To engage with the mysteries of landscape is to engage with the mysteries of the dead, and engaging with the mysteries of your own ancestral landscape can be a means of approaching your own ancestral dead, nameless or otherwise. The streets they walked down, the places where they drank, the types of food they ate. People always go on about how America doesn’t have history like Europe does, but it totally has history. If it has dead in the ground, it has history. Even Miami, which has less history than most pubs where I used to drink in London, is a landscape teeming with the dead.
[…]You are who you are, your ancestors did what they did. You can’t change any of that, but you *can* pay close attention to the voices of the dead as they emerge through landscape.
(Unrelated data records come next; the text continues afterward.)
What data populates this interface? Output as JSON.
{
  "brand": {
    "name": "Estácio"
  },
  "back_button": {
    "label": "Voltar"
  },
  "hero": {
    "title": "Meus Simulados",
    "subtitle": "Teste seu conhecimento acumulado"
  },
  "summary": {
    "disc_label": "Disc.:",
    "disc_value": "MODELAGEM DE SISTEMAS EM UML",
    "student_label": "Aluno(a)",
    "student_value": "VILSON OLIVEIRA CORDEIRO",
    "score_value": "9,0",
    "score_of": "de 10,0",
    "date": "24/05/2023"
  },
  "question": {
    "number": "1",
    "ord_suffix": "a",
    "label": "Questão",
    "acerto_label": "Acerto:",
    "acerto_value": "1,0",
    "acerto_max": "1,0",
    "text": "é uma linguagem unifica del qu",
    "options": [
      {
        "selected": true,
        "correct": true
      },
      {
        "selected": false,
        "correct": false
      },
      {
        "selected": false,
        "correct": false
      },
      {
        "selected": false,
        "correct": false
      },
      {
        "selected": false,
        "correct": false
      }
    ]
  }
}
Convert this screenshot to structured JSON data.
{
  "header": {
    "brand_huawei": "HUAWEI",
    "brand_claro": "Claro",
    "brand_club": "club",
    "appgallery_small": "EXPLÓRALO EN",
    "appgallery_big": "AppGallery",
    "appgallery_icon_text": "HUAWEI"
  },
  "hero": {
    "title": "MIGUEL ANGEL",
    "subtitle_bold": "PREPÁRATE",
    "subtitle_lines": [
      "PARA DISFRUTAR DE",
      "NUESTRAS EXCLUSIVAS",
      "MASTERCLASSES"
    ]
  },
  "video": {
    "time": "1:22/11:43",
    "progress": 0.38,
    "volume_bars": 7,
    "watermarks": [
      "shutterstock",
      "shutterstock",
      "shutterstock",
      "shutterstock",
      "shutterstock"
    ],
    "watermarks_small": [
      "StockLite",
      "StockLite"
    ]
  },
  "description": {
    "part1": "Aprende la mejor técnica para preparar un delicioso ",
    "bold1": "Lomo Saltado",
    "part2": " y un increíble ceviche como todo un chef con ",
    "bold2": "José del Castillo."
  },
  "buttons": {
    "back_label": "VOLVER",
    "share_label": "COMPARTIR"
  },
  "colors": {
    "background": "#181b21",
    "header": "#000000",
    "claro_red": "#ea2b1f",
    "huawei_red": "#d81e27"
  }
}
You can take uncompromising ownership of the emergent process of human lives that culminated in your own life, however raw and ugly, and decide what the next sentence of that narrative is going to be. You can have an ancestral practice that is rooted in the realities of your actual dead within America, and the landscape and history that they weave through.
Ancestor work is not really about that, [it’s] about giving the future a solid foundation - and that might not always be easy or comfortable to engage with as a process - but nobody else is going to do it. Thorny material may arise, but the strategies of ancestor work are replete with methods for mediating such difficulties. It’s not a half-hour sit-com, and you are not going to cheerily resolve all the gnawing torment and wickedness that wracks that landscape and churns through those dead, but you can do your bit. You can set your light in the darkness, and contribute to creating a foundation for the future that is a little more solid, a little more aware of its past, and a little less in denial about the realities of its history. It’s the work.”